Work task: If a line in the records below holds the string "this", count it; give only the total.

(Beginning of Data shown)

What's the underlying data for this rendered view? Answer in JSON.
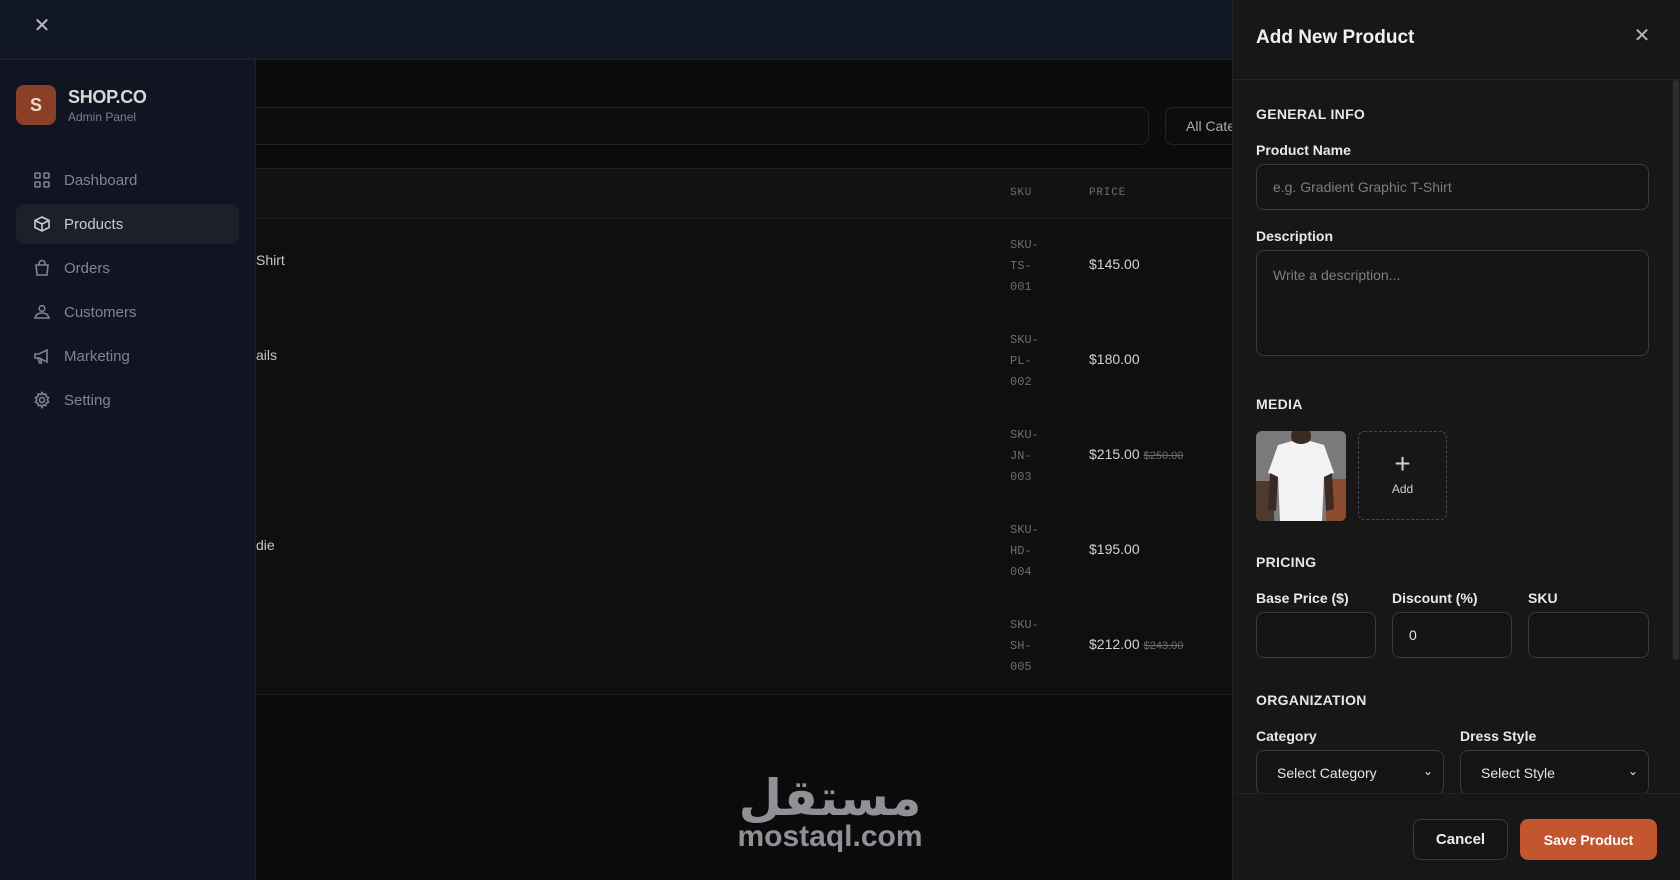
{
  "sidebar": {
    "brand_initial": "S",
    "brand_name": "SHOP.CO",
    "brand_sub": "Admin Panel",
    "items": [
      {
        "label": "Dashboard",
        "icon": "grid-icon"
      },
      {
        "label": "Products",
        "icon": "box-icon",
        "active": true
      },
      {
        "label": "Orders",
        "icon": "bag-icon"
      },
      {
        "label": "Customers",
        "icon": "users-icon"
      },
      {
        "label": "Marketing",
        "icon": "megaphone-icon"
      },
      {
        "label": "Setting",
        "icon": "gear-icon"
      }
    ]
  },
  "toolbar": {
    "category_filter": "All Cate"
  },
  "table": {
    "headers": {
      "sku": "SKU",
      "price": "PRICE"
    },
    "rows": [
      {
        "name": "Shirt",
        "sku": "SKU-TS-001",
        "price": "$145.00",
        "old_price": ""
      },
      {
        "name": "ails",
        "sku": "SKU-PL-002",
        "price": "$180.00",
        "old_price": ""
      },
      {
        "name": "",
        "sku": "SKU-JN-003",
        "price": "$215.00",
        "old_price": "$250.00"
      },
      {
        "name": "die",
        "sku": "SKU-HD-004",
        "price": "$195.00",
        "old_price": ""
      },
      {
        "name": "",
        "sku": "SKU-SH-005",
        "price": "$212.00",
        "old_price": "$243.00"
      }
    ]
  },
  "watermark": {
    "arabic": "مستقل",
    "latin": "mostaql.com"
  },
  "drawer": {
    "title": "Add New Product",
    "general": {
      "heading": "GENERAL INFO",
      "name_label": "Product Name",
      "name_placeholder": "e.g. Gradient Graphic T-Shirt",
      "desc_label": "Description",
      "desc_placeholder": "Write a description..."
    },
    "media": {
      "heading": "MEDIA",
      "add_label": "Add",
      "thumb_alt": "White T-Shirt"
    },
    "pricing": {
      "heading": "PRICING",
      "base_label": "Base Price ($)",
      "base_value": "",
      "discount_label": "Discount (%)",
      "discount_value": "0",
      "sku_label": "SKU",
      "sku_value": ""
    },
    "organization": {
      "heading": "ORGANIZATION",
      "category_label": "Category",
      "category_value": "Select Category",
      "style_label": "Dress Style",
      "style_value": "Select Style"
    },
    "cancel_label": "Cancel",
    "save_label": "Save Product"
  }
}
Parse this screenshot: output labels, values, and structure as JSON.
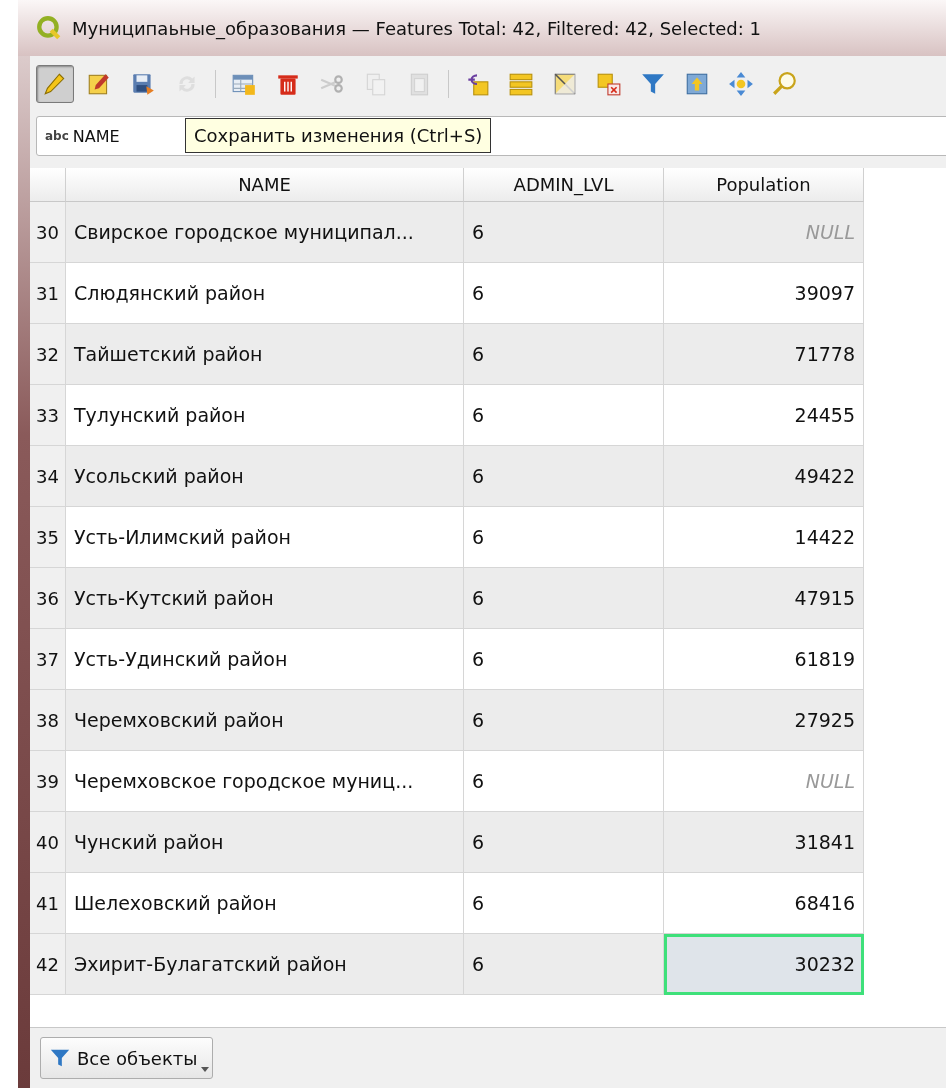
{
  "window": {
    "title": "Муниципаьные_образования — Features Total: 42, Filtered: 42, Selected: 1"
  },
  "edit_toggle": {
    "on": true
  },
  "toolbar": [
    [
      {
        "kind": "notepad",
        "disabled": false
      },
      {
        "kind": "floppy",
        "disabled": false
      },
      {
        "kind": "refresh",
        "disabled": true
      }
    ],
    [
      {
        "kind": "table",
        "disabled": false
      },
      {
        "kind": "trash",
        "disabled": false
      },
      {
        "kind": "scissors",
        "disabled": true
      },
      {
        "kind": "copy",
        "disabled": true
      },
      {
        "kind": "paste",
        "disabled": true
      }
    ],
    [
      {
        "kind": "epsilon",
        "disabled": false
      },
      {
        "kind": "bars",
        "disabled": false
      },
      {
        "kind": "invert",
        "disabled": false
      },
      {
        "kind": "deselect",
        "disabled": false
      },
      {
        "kind": "funnel",
        "disabled": false
      },
      {
        "kind": "totop",
        "disabled": false
      },
      {
        "kind": "pan",
        "disabled": false
      },
      {
        "kind": "zoom",
        "disabled": false
      }
    ]
  ],
  "field_selector": {
    "type_tag": "abc",
    "value": "NAME"
  },
  "tooltip": "Сохранить изменения (Ctrl+S)",
  "table": {
    "columns": [
      "NAME",
      "ADMIN_LVL",
      "Population"
    ],
    "rows": [
      {
        "number": "30",
        "name": "Свирское городское муниципал...",
        "admin_lvl": "6",
        "population": "NULL",
        "population_null": true,
        "selected": false
      },
      {
        "number": "31",
        "name": "Слюдянский район",
        "admin_lvl": "6",
        "population": "39097",
        "population_null": false,
        "selected": false
      },
      {
        "number": "32",
        "name": "Тайшетский район",
        "admin_lvl": "6",
        "population": "71778",
        "population_null": false,
        "selected": false
      },
      {
        "number": "33",
        "name": "Тулунский район",
        "admin_lvl": "6",
        "population": "24455",
        "population_null": false,
        "selected": false
      },
      {
        "number": "34",
        "name": "Усольский район",
        "admin_lvl": "6",
        "population": "49422",
        "population_null": false,
        "selected": false
      },
      {
        "number": "35",
        "name": "Усть-Илимский район",
        "admin_lvl": "6",
        "population": "14422",
        "population_null": false,
        "selected": false
      },
      {
        "number": "36",
        "name": "Усть-Кутский район",
        "admin_lvl": "6",
        "population": "47915",
        "population_null": false,
        "selected": false
      },
      {
        "number": "37",
        "name": "Усть-Удинский район",
        "admin_lvl": "6",
        "population": "61819",
        "population_null": false,
        "selected": false
      },
      {
        "number": "38",
        "name": "Черемховский район",
        "admin_lvl": "6",
        "population": "27925",
        "population_null": false,
        "selected": false
      },
      {
        "number": "39",
        "name": "Черемховское городское муниц...",
        "admin_lvl": "6",
        "population": "NULL",
        "population_null": true,
        "selected": false
      },
      {
        "number": "40",
        "name": "Чунский район",
        "admin_lvl": "6",
        "population": "31841",
        "population_null": false,
        "selected": false
      },
      {
        "number": "41",
        "name": "Шелеховский район",
        "admin_lvl": "6",
        "population": "68416",
        "population_null": false,
        "selected": false
      },
      {
        "number": "42",
        "name": "Эхирит-Булагатский район",
        "admin_lvl": "6",
        "population": "30232",
        "population_null": false,
        "selected": true
      }
    ]
  },
  "filter_button": {
    "label": "Все объекты"
  }
}
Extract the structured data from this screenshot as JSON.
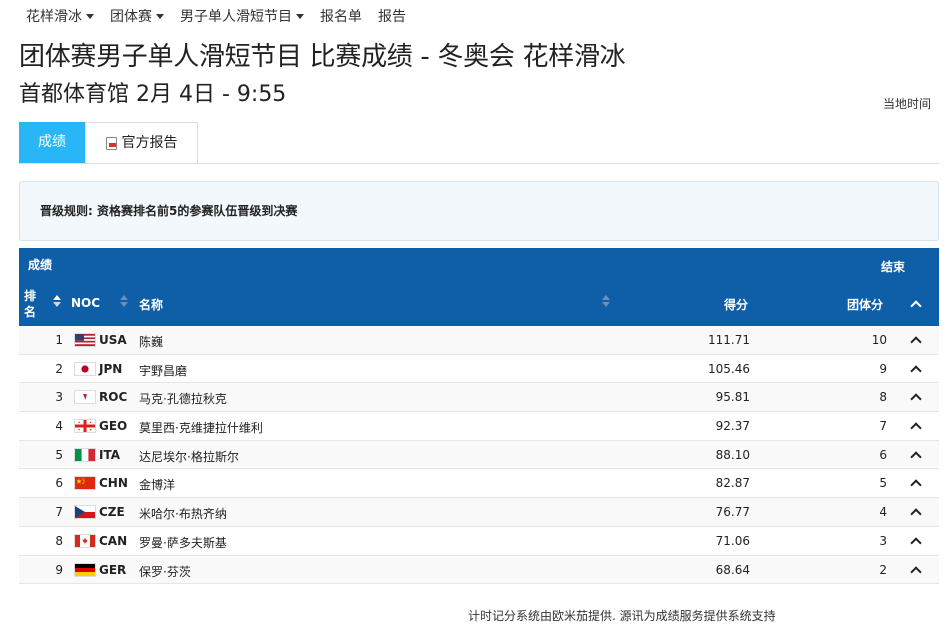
{
  "nav": {
    "items": [
      {
        "label": "花样滑冰",
        "dropdown": true
      },
      {
        "label": "团体赛",
        "dropdown": true
      },
      {
        "label": "男子单人滑短节目",
        "dropdown": true
      },
      {
        "label": "报名单",
        "dropdown": false
      },
      {
        "label": "报告",
        "dropdown": false
      }
    ]
  },
  "header": {
    "title": "团体赛男子单人滑短节目 比赛成绩 - 冬奥会 花样滑冰",
    "subtitle": "首都体育馆 2月 4日 - 9:55",
    "local_time": "当地时间"
  },
  "tabs": {
    "results": "成绩",
    "report": "官方报告"
  },
  "rules": {
    "text": "晋级规则: 资格赛排名前5的参赛队伍晋级到决赛"
  },
  "table": {
    "title": "成绩",
    "status": "结束",
    "columns": {
      "rank": "排名",
      "noc": "NOC",
      "name": "名称",
      "score": "得分",
      "team_points": "团体分"
    },
    "rows": [
      {
        "rank": "1",
        "noc": "USA",
        "name": "陈巍",
        "score": "111.71",
        "team_points": "10"
      },
      {
        "rank": "2",
        "noc": "JPN",
        "name": "宇野昌磨",
        "score": "105.46",
        "team_points": "9"
      },
      {
        "rank": "3",
        "noc": "ROC",
        "name": "马克·孔德拉秋克",
        "score": "95.81",
        "team_points": "8"
      },
      {
        "rank": "4",
        "noc": "GEO",
        "name": "莫里西·克维捷拉什维利",
        "score": "92.37",
        "team_points": "7"
      },
      {
        "rank": "5",
        "noc": "ITA",
        "name": "达尼埃尔·格拉斯尔",
        "score": "88.10",
        "team_points": "6"
      },
      {
        "rank": "6",
        "noc": "CHN",
        "name": "金博洋",
        "score": "82.87",
        "team_points": "5"
      },
      {
        "rank": "7",
        "noc": "CZE",
        "name": "米哈尔·布热齐纳",
        "score": "76.77",
        "team_points": "4"
      },
      {
        "rank": "8",
        "noc": "CAN",
        "name": "罗曼·萨多夫斯基",
        "score": "71.06",
        "team_points": "3"
      },
      {
        "rank": "9",
        "noc": "GER",
        "name": "保罗·芬茨",
        "score": "68.64",
        "team_points": "2"
      }
    ]
  },
  "footer": {
    "text": "计时记分系统由欧米茄提供. 源讯为成绩服务提供系统支持"
  },
  "colors": {
    "header_blue": "#0f5ea8",
    "tab_active": "#29b6f6",
    "rules_bg": "#f2f8fc"
  }
}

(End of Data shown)

Answer: 3